Start of Block

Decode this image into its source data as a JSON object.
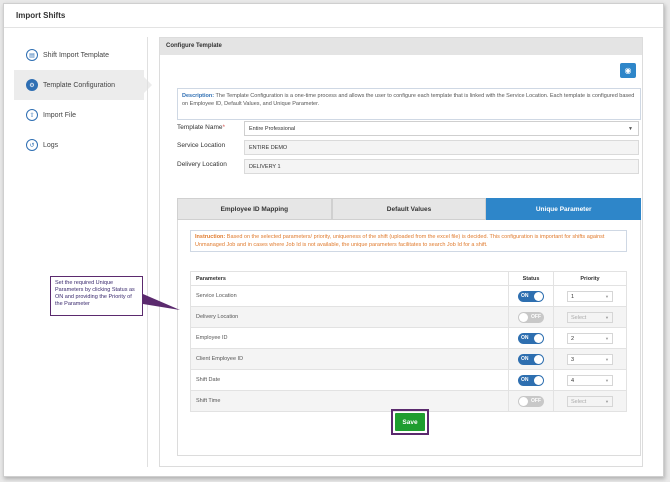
{
  "page": {
    "title": "Import Shifts"
  },
  "sidebar": {
    "items": [
      {
        "label": "Shift Import Template",
        "icon": "document-icon",
        "active": false
      },
      {
        "label": "Template Configuration",
        "icon": "gears-icon",
        "active": true
      },
      {
        "label": "Import File",
        "icon": "upload-icon",
        "active": false
      },
      {
        "label": "Logs",
        "icon": "history-icon",
        "active": false
      }
    ]
  },
  "panel": {
    "title": "Configure Template",
    "description_label": "Description:",
    "description_text": "The Template Configuration is a one-time process and allows the user to configure each template that is linked with the Service Location. Each template is configured based on Employee ID, Default Values, and Unique Parameter.",
    "template_name_label": "Template Name",
    "template_name_required": "*",
    "template_name_value": "Entire Professional",
    "service_location_label": "Service Location",
    "service_location_value": "ENTIRE DEMO",
    "delivery_location_label": "Delivery Location",
    "delivery_location_value": "DELIVERY 1"
  },
  "tabs": [
    {
      "label": "Employee ID Mapping",
      "active": false
    },
    {
      "label": "Default Values",
      "active": false
    },
    {
      "label": "Unique Parameter",
      "active": true
    }
  ],
  "instruction": {
    "label": "Instruction:",
    "text": "Based on the selected parameters/ priority, uniqueness of the shift (uploaded from the excel file) is decided. This configuration is important for shifts against Unmanaged Job and in cases where Job Id is not available, the unique parameters facilitates to search Job Id for a shift."
  },
  "table": {
    "headers": {
      "parameter": "Parameters",
      "status": "Status",
      "priority": "Priority"
    },
    "rows": [
      {
        "parameter": "Service Location",
        "status": "ON",
        "priority": "1"
      },
      {
        "parameter": "Delivery Location",
        "status": "OFF",
        "priority": "Select"
      },
      {
        "parameter": "Employee ID",
        "status": "ON",
        "priority": "2"
      },
      {
        "parameter": "Client Employee ID",
        "status": "ON",
        "priority": "3"
      },
      {
        "parameter": "Shift Date",
        "status": "ON",
        "priority": "4"
      },
      {
        "parameter": "Shift Time",
        "status": "OFF",
        "priority": "Select"
      }
    ]
  },
  "save_label": "Save",
  "callout": "Set the required Unique Parameters by clicking Status as ON and providing the Priority of the Parameter",
  "colors": {
    "accent": "#2e86c9",
    "toggle_on": "#2e6fb0",
    "save": "#1f9d2f",
    "callout_border": "#5b2a6e",
    "instruction": "#e07b2e"
  }
}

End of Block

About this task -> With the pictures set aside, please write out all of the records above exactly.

Exercise output ->
Decode this image into its source data as a JSON object.
{
  "page": {
    "title": "Import Shifts"
  },
  "sidebar": {
    "items": [
      {
        "label": "Shift Import Template",
        "icon": "document-icon",
        "active": false
      },
      {
        "label": "Template Configuration",
        "icon": "gears-icon",
        "active": true
      },
      {
        "label": "Import File",
        "icon": "upload-icon",
        "active": false
      },
      {
        "label": "Logs",
        "icon": "history-icon",
        "active": false
      }
    ]
  },
  "panel": {
    "title": "Configure Template",
    "description_label": "Description:",
    "description_text": "The Template Configuration is a one-time process and allows the user to configure each template that is linked with the Service Location. Each template is configured based on Employee ID, Default Values, and Unique Parameter.",
    "template_name_label": "Template Name",
    "template_name_required": "*",
    "template_name_value": "Entire Professional",
    "service_location_label": "Service Location",
    "service_location_value": "ENTIRE DEMO",
    "delivery_location_label": "Delivery Location",
    "delivery_location_value": "DELIVERY 1"
  },
  "tabs": [
    {
      "label": "Employee ID Mapping",
      "active": false
    },
    {
      "label": "Default Values",
      "active": false
    },
    {
      "label": "Unique Parameter",
      "active": true
    }
  ],
  "instruction": {
    "label": "Instruction:",
    "text": "Based on the selected parameters/ priority, uniqueness of the shift (uploaded from the excel file) is decided. This configuration is important for shifts against Unmanaged Job and in cases where Job Id is not available, the unique parameters facilitates to search Job Id for a shift."
  },
  "table": {
    "headers": {
      "parameter": "Parameters",
      "status": "Status",
      "priority": "Priority"
    },
    "rows": [
      {
        "parameter": "Service Location",
        "status": "ON",
        "priority": "1"
      },
      {
        "parameter": "Delivery Location",
        "status": "OFF",
        "priority": "Select"
      },
      {
        "parameter": "Employee ID",
        "status": "ON",
        "priority": "2"
      },
      {
        "parameter": "Client Employee ID",
        "status": "ON",
        "priority": "3"
      },
      {
        "parameter": "Shift Date",
        "status": "ON",
        "priority": "4"
      },
      {
        "parameter": "Shift Time",
        "status": "OFF",
        "priority": "Select"
      }
    ]
  },
  "save_label": "Save",
  "callout": "Set the required Unique Parameters by clicking Status as ON and providing the Priority of the Parameter",
  "colors": {
    "accent": "#2e86c9",
    "toggle_on": "#2e6fb0",
    "save": "#1f9d2f",
    "callout_border": "#5b2a6e",
    "instruction": "#e07b2e"
  }
}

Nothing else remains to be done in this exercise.